(Listed records begins)

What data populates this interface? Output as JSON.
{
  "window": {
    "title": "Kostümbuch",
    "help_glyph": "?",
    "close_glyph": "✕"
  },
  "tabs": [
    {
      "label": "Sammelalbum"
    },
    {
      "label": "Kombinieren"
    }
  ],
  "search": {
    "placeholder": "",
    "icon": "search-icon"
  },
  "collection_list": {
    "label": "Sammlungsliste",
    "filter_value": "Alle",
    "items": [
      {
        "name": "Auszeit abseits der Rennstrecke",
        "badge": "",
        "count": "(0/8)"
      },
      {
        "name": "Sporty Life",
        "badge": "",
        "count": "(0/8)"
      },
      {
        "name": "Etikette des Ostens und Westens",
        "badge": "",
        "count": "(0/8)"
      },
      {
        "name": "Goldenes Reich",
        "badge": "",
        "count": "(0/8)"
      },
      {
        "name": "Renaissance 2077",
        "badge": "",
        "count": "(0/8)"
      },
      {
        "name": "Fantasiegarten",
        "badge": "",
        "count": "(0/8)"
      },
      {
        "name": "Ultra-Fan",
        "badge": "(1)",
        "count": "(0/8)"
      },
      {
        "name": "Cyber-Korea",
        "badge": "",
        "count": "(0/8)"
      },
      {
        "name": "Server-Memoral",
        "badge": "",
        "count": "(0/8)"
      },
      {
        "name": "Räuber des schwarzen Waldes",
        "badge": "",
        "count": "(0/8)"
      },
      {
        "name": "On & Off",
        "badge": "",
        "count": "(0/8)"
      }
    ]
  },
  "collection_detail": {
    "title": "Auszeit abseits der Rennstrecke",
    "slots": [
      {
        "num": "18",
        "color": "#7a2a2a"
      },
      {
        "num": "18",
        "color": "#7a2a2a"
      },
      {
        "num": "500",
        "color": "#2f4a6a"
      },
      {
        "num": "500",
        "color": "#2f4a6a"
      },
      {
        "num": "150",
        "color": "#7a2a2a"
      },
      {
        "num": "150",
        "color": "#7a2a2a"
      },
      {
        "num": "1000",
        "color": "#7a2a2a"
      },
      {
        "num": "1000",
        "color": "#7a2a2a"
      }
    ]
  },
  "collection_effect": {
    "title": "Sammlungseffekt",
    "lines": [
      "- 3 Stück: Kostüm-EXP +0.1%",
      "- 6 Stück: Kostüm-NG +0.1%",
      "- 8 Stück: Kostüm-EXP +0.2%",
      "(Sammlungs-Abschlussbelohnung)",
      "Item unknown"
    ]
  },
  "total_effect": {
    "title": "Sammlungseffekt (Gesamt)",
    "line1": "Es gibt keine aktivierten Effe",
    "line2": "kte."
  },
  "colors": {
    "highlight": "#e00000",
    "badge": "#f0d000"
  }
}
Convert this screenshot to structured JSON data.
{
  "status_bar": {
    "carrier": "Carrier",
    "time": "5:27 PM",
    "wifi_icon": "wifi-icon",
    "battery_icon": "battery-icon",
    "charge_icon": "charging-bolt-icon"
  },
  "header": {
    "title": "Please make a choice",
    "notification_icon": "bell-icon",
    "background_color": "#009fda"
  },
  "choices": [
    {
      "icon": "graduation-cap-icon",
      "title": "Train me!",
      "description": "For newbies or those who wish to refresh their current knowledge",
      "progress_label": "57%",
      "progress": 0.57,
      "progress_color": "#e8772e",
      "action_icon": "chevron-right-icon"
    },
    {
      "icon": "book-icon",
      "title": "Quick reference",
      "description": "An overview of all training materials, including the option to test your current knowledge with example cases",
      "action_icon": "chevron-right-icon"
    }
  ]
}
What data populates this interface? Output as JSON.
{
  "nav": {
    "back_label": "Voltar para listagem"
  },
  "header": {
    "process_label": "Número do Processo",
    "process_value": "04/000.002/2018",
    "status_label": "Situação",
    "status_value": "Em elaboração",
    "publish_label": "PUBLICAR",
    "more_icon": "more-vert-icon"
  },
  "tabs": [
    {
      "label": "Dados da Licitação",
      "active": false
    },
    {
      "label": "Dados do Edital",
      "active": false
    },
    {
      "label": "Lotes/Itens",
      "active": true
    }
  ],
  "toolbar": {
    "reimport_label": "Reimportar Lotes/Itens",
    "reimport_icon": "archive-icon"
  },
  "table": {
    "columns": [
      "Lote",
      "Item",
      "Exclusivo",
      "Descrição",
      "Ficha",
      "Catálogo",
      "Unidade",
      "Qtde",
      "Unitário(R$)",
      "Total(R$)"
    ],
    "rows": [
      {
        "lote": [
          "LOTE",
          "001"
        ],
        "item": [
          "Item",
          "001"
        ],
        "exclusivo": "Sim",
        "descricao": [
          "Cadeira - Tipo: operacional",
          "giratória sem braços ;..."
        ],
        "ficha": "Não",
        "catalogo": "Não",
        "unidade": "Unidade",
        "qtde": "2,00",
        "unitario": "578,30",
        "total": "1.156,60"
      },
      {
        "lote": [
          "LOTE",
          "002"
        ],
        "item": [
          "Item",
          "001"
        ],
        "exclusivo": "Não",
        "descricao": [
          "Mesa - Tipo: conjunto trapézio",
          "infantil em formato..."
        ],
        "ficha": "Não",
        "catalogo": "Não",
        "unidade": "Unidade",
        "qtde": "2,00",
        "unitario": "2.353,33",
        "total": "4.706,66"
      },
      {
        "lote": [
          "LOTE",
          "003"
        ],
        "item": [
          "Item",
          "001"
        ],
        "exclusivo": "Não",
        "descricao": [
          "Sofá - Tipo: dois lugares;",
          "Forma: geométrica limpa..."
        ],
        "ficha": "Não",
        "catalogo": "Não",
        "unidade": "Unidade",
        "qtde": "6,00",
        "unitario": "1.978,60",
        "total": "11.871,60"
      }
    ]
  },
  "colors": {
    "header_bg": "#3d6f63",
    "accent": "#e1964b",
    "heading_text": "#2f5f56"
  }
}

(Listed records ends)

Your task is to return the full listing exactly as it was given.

• _Reply_
What data populates this interface? Output as JSON.
{
  "window": {
    "title": "Kostümbuch",
    "help_glyph": "?",
    "close_glyph": "✕"
  },
  "tabs": [
    {
      "label": "Sammelalbum"
    },
    {
      "label": "Kombinieren"
    }
  ],
  "search": {
    "placeholder": "",
    "icon": "search-icon"
  },
  "collection_list": {
    "label": "Sammlungsliste",
    "filter_value": "Alle",
    "items": [
      {
        "name": "Auszeit abseits der Rennstrecke",
        "badge": "",
        "count": "(0/8)"
      },
      {
        "name": "Sporty Life",
        "badge": "",
        "count": "(0/8)"
      },
      {
        "name": "Etikette des Ostens und Westens",
        "badge": "",
        "count": "(0/8)"
      },
      {
        "name": "Goldenes Reich",
        "badge": "",
        "count": "(0/8)"
      },
      {
        "name": "Renaissance 2077",
        "badge": "",
        "count": "(0/8)"
      },
      {
        "name": "Fantasiegarten",
        "badge": "",
        "count": "(0/8)"
      },
      {
        "name": "Ultra-Fan",
        "badge": "(1)",
        "count": "(0/8)"
      },
      {
        "name": "Cyber-Korea",
        "badge": "",
        "count": "(0/8)"
      },
      {
        "name": "Server-Memoral",
        "badge": "",
        "count": "(0/8)"
      },
      {
        "name": "Räuber des schwarzen Waldes",
        "badge": "",
        "count": "(0/8)"
      },
      {
        "name": "On & Off",
        "badge": "",
        "count": "(0/8)"
      }
    ]
  },
  "collection_detail": {
    "title": "Auszeit abseits der Rennstrecke",
    "slots": [
      {
        "num": "18",
        "color": "#7a2a2a"
      },
      {
        "num": "18",
        "color": "#7a2a2a"
      },
      {
        "num": "500",
        "color": "#2f4a6a"
      },
      {
        "num": "500",
        "color": "#2f4a6a"
      },
      {
        "num": "150",
        "color": "#7a2a2a"
      },
      {
        "num": "150",
        "color": "#7a2a2a"
      },
      {
        "num": "1000",
        "color": "#7a2a2a"
      },
      {
        "num": "1000",
        "color": "#7a2a2a"
      }
    ]
  },
  "collection_effect": {
    "title": "Sammlungseffekt",
    "lines": [
      "- 3 Stück: Kostüm-EXP +0.1%",
      "- 6 Stück: Kostüm-NG +0.1%",
      "- 8 Stück: Kostüm-EXP +0.2%",
      "(Sammlungs-Abschlussbelohnung)",
      "Item unknown"
    ]
  },
  "total_effect": {
    "title": "Sammlungseffekt (Gesamt)",
    "line1": "Es gibt keine aktivierten Effe",
    "line2": "kte."
  },
  "colors": {
    "highlight": "#e00000",
    "badge": "#f0d000"
  }
}
Convert this screenshot to structured JSON data.
{
  "status_bar": {
    "carrier": "Carrier",
    "time": "5:27 PM",
    "wifi_icon": "wifi-icon",
    "battery_icon": "battery-icon",
    "charge_icon": "charging-bolt-icon"
  },
  "header": {
    "title": "Please make a choice",
    "notification_icon": "bell-icon",
    "background_color": "#009fda"
  },
  "choices": [
    {
      "icon": "graduation-cap-icon",
      "title": "Train me!",
      "description": "For newbies or those who wish to refresh their current knowledge",
      "progress_label": "57%",
      "progress": 0.57,
      "progress_color": "#e8772e",
      "action_icon": "chevron-right-icon"
    },
    {
      "icon": "book-icon",
      "title": "Quick reference",
      "description": "An overview of all training materials, including the option to test your current knowledge with example cases",
      "action_icon": "chevron-right-icon"
    }
  ]
}
What data populates this interface? Output as JSON.
{
  "nav": {
    "back_label": "Voltar para listagem"
  },
  "header": {
    "process_label": "Número do Processo",
    "process_value": "04/000.002/2018",
    "status_label": "Situação",
    "status_value": "Em elaboração",
    "publish_label": "PUBLICAR",
    "more_icon": "more-vert-icon"
  },
  "tabs": [
    {
      "label": "Dados da Licitação",
      "active": false
    },
    {
      "label": "Dados do Edital",
      "active": false
    },
    {
      "label": "Lotes/Itens",
      "active": true
    }
  ],
  "toolbar": {
    "reimport_label": "Reimportar Lotes/Itens",
    "reimport_icon": "archive-icon"
  },
  "table": {
    "columns": [
      "Lote",
      "Item",
      "Exclusivo",
      "Descrição",
      "Ficha",
      "Catálogo",
      "Unidade",
      "Qtde",
      "Unitário(R$)",
      "Total(R$)"
    ],
    "rows": [
      {
        "lote": [
          "LOTE",
          "001"
        ],
        "item": [
          "Item",
          "001"
        ],
        "exclusivo": "Sim",
        "descricao": [
          "Cadeira - Tipo: operacional",
          "giratória sem braços ;..."
        ],
        "ficha": "Não",
        "catalogo": "Não",
        "unidade": "Unidade",
        "qtde": "2,00",
        "unitario": "578,30",
        "total": "1.156,60"
      },
      {
        "lote": [
          "LOTE",
          "002"
        ],
        "item": [
          "Item",
          "001"
        ],
        "exclusivo": "Não",
        "descricao": [
          "Mesa - Tipo: conjunto trapézio",
          "infantil em formato..."
        ],
        "ficha": "Não",
        "catalogo": "Não",
        "unidade": "Unidade",
        "qtde": "2,00",
        "unitario": "2.353,33",
        "total": "4.706,66"
      },
      {
        "lote": [
          "LOTE",
          "003"
        ],
        "item": [
          "Item",
          "001"
        ],
        "exclusivo": "Não",
        "descricao": [
          "Sofá - Tipo: dois lugares;",
          "Forma: geométrica limpa..."
        ],
        "ficha": "Não",
        "catalogo": "Não",
        "unidade": "Unidade",
        "qtde": "6,00",
        "unitario": "1.978,60",
        "total": "11.871,60"
      }
    ]
  },
  "colors": {
    "header_bg": "#3d6f63",
    "accent": "#e1964b",
    "heading_text": "#2f5f56"
  }
}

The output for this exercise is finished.